• TASK REQUIREMENTS: Please copy out each line of the entries in which "nginx" appears.

[Records excerpted from a collection]
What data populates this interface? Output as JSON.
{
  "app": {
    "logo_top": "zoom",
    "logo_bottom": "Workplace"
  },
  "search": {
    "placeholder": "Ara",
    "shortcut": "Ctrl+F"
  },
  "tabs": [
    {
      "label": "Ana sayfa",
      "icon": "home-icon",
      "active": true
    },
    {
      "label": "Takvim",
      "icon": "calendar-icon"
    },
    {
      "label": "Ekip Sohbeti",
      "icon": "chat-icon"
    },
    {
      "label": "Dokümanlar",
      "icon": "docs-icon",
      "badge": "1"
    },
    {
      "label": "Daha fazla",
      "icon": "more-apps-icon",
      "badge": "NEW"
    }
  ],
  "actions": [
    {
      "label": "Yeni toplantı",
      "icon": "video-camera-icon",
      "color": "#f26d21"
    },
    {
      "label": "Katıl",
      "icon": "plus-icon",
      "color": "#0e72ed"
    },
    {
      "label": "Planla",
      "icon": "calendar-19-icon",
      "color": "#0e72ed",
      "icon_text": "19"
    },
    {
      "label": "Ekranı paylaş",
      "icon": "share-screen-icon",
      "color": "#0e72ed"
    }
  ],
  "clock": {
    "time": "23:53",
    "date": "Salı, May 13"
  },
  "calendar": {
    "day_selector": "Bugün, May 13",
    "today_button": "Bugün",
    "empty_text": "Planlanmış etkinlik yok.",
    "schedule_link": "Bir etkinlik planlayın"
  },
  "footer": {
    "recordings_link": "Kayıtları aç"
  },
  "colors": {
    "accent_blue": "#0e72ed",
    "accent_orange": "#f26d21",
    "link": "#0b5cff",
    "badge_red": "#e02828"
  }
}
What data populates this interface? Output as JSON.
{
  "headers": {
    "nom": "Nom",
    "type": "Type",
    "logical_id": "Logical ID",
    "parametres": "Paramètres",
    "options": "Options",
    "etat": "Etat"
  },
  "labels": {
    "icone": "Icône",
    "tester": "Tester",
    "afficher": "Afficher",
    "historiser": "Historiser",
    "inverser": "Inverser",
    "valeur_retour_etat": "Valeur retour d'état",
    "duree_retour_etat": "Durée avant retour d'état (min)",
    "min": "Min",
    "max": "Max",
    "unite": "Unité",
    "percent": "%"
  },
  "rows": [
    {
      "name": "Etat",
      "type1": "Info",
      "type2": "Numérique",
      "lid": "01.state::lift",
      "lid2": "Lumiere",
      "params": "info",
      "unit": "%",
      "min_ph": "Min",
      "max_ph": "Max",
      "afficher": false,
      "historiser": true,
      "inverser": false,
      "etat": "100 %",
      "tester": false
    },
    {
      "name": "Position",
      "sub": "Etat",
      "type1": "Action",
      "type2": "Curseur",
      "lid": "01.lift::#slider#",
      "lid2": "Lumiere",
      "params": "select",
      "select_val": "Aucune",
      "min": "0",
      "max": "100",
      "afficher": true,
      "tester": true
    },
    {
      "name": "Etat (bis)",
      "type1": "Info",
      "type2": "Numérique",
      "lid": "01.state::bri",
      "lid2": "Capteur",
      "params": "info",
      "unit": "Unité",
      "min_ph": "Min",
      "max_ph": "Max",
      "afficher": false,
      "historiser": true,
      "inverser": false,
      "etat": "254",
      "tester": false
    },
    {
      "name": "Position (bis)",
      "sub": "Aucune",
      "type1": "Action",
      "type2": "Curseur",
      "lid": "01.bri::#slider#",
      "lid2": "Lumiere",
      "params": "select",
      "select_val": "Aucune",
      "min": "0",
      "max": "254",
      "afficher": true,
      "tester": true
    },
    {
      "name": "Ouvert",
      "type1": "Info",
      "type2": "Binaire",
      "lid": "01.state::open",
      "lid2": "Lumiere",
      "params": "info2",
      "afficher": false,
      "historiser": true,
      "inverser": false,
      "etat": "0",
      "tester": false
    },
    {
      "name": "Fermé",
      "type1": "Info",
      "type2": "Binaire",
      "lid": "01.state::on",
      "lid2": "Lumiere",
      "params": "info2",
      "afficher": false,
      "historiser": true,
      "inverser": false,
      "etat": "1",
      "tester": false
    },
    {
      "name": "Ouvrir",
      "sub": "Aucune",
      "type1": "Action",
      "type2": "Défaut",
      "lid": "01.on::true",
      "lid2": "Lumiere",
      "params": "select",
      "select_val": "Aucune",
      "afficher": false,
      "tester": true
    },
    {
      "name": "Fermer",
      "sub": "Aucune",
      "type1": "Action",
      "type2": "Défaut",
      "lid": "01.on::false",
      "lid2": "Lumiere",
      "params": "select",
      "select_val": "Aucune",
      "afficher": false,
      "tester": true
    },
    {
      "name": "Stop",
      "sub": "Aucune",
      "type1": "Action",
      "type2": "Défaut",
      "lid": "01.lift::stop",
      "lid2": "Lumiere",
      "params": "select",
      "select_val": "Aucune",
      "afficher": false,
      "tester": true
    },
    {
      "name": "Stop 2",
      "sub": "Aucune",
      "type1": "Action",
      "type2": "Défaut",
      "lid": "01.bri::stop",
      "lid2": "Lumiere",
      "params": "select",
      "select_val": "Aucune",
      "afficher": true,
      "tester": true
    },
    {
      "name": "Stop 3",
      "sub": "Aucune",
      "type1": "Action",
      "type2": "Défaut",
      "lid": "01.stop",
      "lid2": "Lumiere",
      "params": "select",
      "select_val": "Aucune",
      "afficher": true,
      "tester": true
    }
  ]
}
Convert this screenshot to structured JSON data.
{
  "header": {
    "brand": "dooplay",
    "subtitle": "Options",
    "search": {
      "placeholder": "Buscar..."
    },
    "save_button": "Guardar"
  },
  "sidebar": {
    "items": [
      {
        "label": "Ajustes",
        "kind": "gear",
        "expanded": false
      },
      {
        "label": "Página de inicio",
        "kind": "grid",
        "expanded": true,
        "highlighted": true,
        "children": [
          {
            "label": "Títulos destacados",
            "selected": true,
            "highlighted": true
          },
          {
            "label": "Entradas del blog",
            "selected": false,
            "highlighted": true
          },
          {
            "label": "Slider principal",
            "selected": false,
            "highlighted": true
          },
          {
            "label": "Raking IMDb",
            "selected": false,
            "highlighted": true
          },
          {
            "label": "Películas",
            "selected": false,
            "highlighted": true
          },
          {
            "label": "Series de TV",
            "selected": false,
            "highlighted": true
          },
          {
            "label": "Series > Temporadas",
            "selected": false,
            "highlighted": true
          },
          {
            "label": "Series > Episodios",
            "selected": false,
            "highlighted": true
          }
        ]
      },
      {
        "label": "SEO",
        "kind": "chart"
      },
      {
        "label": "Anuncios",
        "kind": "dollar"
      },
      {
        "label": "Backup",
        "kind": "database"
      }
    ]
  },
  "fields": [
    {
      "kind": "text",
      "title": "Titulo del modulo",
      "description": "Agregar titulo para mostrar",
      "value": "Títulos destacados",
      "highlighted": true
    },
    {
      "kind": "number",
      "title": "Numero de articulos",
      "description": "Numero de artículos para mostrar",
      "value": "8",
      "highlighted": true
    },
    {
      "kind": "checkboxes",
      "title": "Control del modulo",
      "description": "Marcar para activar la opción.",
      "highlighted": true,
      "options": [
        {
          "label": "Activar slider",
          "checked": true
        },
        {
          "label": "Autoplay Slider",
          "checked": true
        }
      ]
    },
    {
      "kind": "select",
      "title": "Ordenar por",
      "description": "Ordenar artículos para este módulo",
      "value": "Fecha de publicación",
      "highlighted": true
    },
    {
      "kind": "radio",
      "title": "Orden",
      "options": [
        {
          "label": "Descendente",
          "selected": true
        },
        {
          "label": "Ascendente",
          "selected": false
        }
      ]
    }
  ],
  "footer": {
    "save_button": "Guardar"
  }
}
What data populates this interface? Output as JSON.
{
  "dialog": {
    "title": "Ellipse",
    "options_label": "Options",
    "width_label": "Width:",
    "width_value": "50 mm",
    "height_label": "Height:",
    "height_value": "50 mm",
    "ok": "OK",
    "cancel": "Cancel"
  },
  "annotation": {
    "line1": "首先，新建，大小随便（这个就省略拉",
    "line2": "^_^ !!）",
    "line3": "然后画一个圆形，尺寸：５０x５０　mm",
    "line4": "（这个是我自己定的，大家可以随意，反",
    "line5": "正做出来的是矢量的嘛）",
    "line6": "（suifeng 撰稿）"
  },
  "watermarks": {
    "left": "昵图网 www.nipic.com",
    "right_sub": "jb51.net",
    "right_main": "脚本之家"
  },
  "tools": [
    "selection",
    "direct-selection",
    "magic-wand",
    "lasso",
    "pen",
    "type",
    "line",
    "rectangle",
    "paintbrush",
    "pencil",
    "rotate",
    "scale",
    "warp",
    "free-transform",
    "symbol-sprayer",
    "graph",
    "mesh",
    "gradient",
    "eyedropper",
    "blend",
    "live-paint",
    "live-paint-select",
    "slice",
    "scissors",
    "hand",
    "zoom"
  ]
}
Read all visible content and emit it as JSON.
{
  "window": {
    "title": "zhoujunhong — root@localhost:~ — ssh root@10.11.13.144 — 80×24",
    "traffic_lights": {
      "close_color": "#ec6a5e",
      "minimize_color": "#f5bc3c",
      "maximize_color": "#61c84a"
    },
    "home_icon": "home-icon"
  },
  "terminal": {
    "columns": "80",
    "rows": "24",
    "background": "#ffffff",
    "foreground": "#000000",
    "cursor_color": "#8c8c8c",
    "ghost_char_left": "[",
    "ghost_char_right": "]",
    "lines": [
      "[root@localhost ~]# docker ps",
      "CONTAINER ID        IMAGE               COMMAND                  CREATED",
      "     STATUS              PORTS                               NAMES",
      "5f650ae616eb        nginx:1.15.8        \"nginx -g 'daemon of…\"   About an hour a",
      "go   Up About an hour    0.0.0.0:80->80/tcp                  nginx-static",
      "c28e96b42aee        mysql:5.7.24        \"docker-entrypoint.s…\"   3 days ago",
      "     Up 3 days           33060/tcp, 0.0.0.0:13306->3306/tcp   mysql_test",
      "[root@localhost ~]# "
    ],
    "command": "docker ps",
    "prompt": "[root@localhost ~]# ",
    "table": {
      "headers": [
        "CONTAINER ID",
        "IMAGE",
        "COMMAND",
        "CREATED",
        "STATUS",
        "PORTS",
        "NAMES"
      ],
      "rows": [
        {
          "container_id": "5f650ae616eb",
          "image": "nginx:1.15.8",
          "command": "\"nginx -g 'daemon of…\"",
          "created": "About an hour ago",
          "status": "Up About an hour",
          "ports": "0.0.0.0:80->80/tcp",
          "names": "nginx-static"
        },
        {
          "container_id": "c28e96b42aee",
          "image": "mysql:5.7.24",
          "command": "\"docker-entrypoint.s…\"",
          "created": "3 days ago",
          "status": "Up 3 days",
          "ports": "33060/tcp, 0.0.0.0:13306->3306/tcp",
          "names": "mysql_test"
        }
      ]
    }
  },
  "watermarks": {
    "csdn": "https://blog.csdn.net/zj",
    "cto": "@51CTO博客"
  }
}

• WORKED SOLUTION:
      "5f650ae616eb        nginx:1.15.8        \"nginx -g 'daemon of…\"   About an hour a",
      "go   Up About an hour    0.0.0.0:80->80/tcp                  nginx-static",
          "image": "nginx:1.15.8",
          "command": "\"nginx -g 'daemon of…\"",
          "names": "nginx-static"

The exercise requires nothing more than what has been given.